Task brief - Restate all of the data exactly.
*** Material provided Section Begins ***
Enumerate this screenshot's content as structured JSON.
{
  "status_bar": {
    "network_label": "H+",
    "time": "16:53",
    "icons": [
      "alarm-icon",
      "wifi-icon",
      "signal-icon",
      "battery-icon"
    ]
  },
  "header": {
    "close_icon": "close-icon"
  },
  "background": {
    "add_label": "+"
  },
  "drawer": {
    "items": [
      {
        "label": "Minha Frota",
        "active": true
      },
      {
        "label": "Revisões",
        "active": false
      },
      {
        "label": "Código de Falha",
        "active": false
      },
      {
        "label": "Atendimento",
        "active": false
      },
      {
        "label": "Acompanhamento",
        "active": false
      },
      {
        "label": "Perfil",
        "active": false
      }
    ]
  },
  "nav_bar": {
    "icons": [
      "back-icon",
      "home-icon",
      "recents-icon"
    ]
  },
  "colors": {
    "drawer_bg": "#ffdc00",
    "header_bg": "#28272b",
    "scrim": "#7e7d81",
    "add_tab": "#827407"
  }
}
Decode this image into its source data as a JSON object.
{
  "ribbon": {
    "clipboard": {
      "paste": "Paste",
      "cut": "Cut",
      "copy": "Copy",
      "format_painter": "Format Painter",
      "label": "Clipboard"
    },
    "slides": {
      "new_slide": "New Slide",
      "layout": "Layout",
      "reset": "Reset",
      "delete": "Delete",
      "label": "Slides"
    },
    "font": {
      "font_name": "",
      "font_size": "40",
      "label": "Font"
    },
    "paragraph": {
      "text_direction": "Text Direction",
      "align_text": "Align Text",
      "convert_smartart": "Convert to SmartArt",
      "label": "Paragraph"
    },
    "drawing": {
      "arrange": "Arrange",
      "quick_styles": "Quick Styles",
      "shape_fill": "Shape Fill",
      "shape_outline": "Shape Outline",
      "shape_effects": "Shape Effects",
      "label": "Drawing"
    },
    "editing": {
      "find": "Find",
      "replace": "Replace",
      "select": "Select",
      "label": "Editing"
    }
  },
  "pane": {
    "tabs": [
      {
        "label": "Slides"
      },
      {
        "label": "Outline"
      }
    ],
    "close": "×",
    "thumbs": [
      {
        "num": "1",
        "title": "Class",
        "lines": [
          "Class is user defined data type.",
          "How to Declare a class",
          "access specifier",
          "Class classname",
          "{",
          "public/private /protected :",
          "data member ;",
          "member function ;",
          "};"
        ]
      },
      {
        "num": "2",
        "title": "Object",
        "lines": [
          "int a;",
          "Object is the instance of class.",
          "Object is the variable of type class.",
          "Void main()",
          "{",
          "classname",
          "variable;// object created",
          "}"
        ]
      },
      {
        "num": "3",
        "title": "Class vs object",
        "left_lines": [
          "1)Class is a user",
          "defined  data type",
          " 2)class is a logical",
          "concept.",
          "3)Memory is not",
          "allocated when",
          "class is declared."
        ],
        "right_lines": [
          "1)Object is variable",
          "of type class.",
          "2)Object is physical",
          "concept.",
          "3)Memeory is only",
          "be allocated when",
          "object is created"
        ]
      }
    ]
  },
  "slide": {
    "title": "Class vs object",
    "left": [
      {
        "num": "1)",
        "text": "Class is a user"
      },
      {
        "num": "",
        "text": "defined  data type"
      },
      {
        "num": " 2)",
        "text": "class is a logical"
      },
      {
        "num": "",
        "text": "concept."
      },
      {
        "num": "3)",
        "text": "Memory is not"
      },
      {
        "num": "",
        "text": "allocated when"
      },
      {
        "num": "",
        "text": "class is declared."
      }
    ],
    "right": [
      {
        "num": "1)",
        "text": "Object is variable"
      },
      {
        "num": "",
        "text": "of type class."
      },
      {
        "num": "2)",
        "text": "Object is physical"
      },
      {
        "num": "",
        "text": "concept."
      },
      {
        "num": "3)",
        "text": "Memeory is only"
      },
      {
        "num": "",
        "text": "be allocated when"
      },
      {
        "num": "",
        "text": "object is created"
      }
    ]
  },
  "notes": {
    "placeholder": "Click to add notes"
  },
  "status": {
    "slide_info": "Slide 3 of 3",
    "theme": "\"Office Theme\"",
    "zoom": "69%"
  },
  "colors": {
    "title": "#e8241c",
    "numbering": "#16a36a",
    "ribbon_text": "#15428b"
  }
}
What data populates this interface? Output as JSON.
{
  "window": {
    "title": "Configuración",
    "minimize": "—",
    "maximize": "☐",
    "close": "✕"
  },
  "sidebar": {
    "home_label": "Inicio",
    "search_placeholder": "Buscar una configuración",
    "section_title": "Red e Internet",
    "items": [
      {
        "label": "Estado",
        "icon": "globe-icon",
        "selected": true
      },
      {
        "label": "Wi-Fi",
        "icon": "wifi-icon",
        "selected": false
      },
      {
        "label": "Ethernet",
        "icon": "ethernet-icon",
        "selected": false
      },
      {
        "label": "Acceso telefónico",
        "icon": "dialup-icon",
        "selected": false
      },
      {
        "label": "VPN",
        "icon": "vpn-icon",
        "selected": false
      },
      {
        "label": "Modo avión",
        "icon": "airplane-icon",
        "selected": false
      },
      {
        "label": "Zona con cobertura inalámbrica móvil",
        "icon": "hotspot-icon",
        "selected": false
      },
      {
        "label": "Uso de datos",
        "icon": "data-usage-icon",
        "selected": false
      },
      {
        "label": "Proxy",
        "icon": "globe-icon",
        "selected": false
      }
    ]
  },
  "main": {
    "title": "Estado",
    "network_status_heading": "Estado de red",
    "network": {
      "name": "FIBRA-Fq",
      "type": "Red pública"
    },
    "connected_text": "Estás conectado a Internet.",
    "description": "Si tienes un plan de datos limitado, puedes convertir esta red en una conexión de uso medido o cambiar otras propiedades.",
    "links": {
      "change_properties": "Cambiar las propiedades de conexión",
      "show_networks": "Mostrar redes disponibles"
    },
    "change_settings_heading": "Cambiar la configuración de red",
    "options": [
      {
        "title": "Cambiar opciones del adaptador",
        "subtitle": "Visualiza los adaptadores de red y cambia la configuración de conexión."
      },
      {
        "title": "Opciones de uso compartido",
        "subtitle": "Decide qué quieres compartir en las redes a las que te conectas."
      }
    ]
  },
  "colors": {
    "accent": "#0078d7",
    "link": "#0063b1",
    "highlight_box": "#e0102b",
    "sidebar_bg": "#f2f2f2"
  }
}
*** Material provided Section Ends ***
Task result -
Enumerate this screenshot's content as structured JSON.
{
  "status_bar": {
    "network_label": "H+",
    "time": "16:53",
    "icons": [
      "alarm-icon",
      "wifi-icon",
      "signal-icon",
      "battery-icon"
    ]
  },
  "header": {
    "close_icon": "close-icon"
  },
  "background": {
    "add_label": "+"
  },
  "drawer": {
    "items": [
      {
        "label": "Minha Frota",
        "active": true
      },
      {
        "label": "Revisões",
        "active": false
      },
      {
        "label": "Código de Falha",
        "active": false
      },
      {
        "label": "Atendimento",
        "active": false
      },
      {
        "label": "Acompanhamento",
        "active": false
      },
      {
        "label": "Perfil",
        "active": false
      }
    ]
  },
  "nav_bar": {
    "icons": [
      "back-icon",
      "home-icon",
      "recents-icon"
    ]
  },
  "colors": {
    "drawer_bg": "#ffdc00",
    "header_bg": "#28272b",
    "scrim": "#7e7d81",
    "add_tab": "#827407"
  }
}
Decode this image into its source data as a JSON object.
{
  "ribbon": {
    "clipboard": {
      "paste": "Paste",
      "cut": "Cut",
      "copy": "Copy",
      "format_painter": "Format Painter",
      "label": "Clipboard"
    },
    "slides": {
      "new_slide": "New Slide",
      "layout": "Layout",
      "reset": "Reset",
      "delete": "Delete",
      "label": "Slides"
    },
    "font": {
      "font_name": "",
      "font_size": "40",
      "label": "Font"
    },
    "paragraph": {
      "text_direction": "Text Direction",
      "align_text": "Align Text",
      "convert_smartart": "Convert to SmartArt",
      "label": "Paragraph"
    },
    "drawing": {
      "arrange": "Arrange",
      "quick_styles": "Quick Styles",
      "shape_fill": "Shape Fill",
      "shape_outline": "Shape Outline",
      "shape_effects": "Shape Effects",
      "label": "Drawing"
    },
    "editing": {
      "find": "Find",
      "replace": "Replace",
      "select": "Select",
      "label": "Editing"
    }
  },
  "pane": {
    "tabs": [
      {
        "label": "Slides"
      },
      {
        "label": "Outline"
      }
    ],
    "close": "×",
    "thumbs": [
      {
        "num": "1",
        "title": "Class",
        "lines": [
          "Class is user defined data type.",
          "How to Declare a class",
          "access specifier",
          "Class classname",
          "{",
          "public/private /protected :",
          "data member ;",
          "member function ;",
          "};"
        ]
      },
      {
        "num": "2",
        "title": "Object",
        "lines": [
          "int a;",
          "Object is the instance of class.",
          "Object is the variable of type class.",
          "Void main()",
          "{",
          "classname",
          "variable;// object created",
          "}"
        ]
      },
      {
        "num": "3",
        "title": "Class vs object",
        "left_lines": [
          "1)Class is a user",
          "defined  data type",
          " 2)class is a logical",
          "concept.",
          "3)Memory is not",
          "allocated when",
          "class is declared."
        ],
        "right_lines": [
          "1)Object is variable",
          "of type class.",
          "2)Object is physical",
          "concept.",
          "3)Memeory is only",
          "be allocated when",
          "object is created"
        ]
      }
    ]
  },
  "slide": {
    "title": "Class vs object",
    "left": [
      {
        "num": "1)",
        "text": "Class is a user"
      },
      {
        "num": "",
        "text": "defined  data type"
      },
      {
        "num": " 2)",
        "text": "class is a logical"
      },
      {
        "num": "",
        "text": "concept."
      },
      {
        "num": "3)",
        "text": "Memory is not"
      },
      {
        "num": "",
        "text": "allocated when"
      },
      {
        "num": "",
        "text": "class is declared."
      }
    ],
    "right": [
      {
        "num": "1)",
        "text": "Object is variable"
      },
      {
        "num": "",
        "text": "of type class."
      },
      {
        "num": "2)",
        "text": "Object is physical"
      },
      {
        "num": "",
        "text": "concept."
      },
      {
        "num": "3)",
        "text": "Memeory is only"
      },
      {
        "num": "",
        "text": "be allocated when"
      },
      {
        "num": "",
        "text": "object is created"
      }
    ]
  },
  "notes": {
    "placeholder": "Click to add notes"
  },
  "status": {
    "slide_info": "Slide 3 of 3",
    "theme": "\"Office Theme\"",
    "zoom": "69%"
  },
  "colors": {
    "title": "#e8241c",
    "numbering": "#16a36a",
    "ribbon_text": "#15428b"
  }
}
What data populates this interface? Output as JSON.
{
  "window": {
    "title": "Configuración",
    "minimize": "—",
    "maximize": "☐",
    "close": "✕"
  },
  "sidebar": {
    "home_label": "Inicio",
    "search_placeholder": "Buscar una configuración",
    "section_title": "Red e Internet",
    "items": [
      {
        "label": "Estado",
        "icon": "globe-icon",
        "selected": true
      },
      {
        "label": "Wi-Fi",
        "icon": "wifi-icon",
        "selected": false
      },
      {
        "label": "Ethernet",
        "icon": "ethernet-icon",
        "selected": false
      },
      {
        "label": "Acceso telefónico",
        "icon": "dialup-icon",
        "selected": false
      },
      {
        "label": "VPN",
        "icon": "vpn-icon",
        "selected": false
      },
      {
        "label": "Modo avión",
        "icon": "airplane-icon",
        "selected": false
      },
      {
        "label": "Zona con cobertura inalámbrica móvil",
        "icon": "hotspot-icon",
        "selected": false
      },
      {
        "label": "Uso de datos",
        "icon": "data-usage-icon",
        "selected": false
      },
      {
        "label": "Proxy",
        "icon": "globe-icon",
        "selected": false
      }
    ]
  },
  "main": {
    "title": "Estado",
    "network_status_heading": "Estado de red",
    "network": {
      "name": "FIBRA-Fq",
      "type": "Red pública"
    },
    "connected_text": "Estás conectado a Internet.",
    "description": "Si tienes un plan de datos limitado, puedes convertir esta red en una conexión de uso medido o cambiar otras propiedades.",
    "links": {
      "change_properties": "Cambiar las propiedades de conexión",
      "show_networks": "Mostrar redes disponibles"
    },
    "change_settings_heading": "Cambiar la configuración de red",
    "options": [
      {
        "title": "Cambiar opciones del adaptador",
        "subtitle": "Visualiza los adaptadores de red y cambia la configuración de conexión."
      },
      {
        "title": "Opciones de uso compartido",
        "subtitle": "Decide qué quieres compartir en las redes a las que te conectas."
      }
    ]
  },
  "colors": {
    "accent": "#0078d7",
    "link": "#0063b1",
    "highlight_box": "#e0102b",
    "sidebar_bg": "#f2f2f2"
  }
}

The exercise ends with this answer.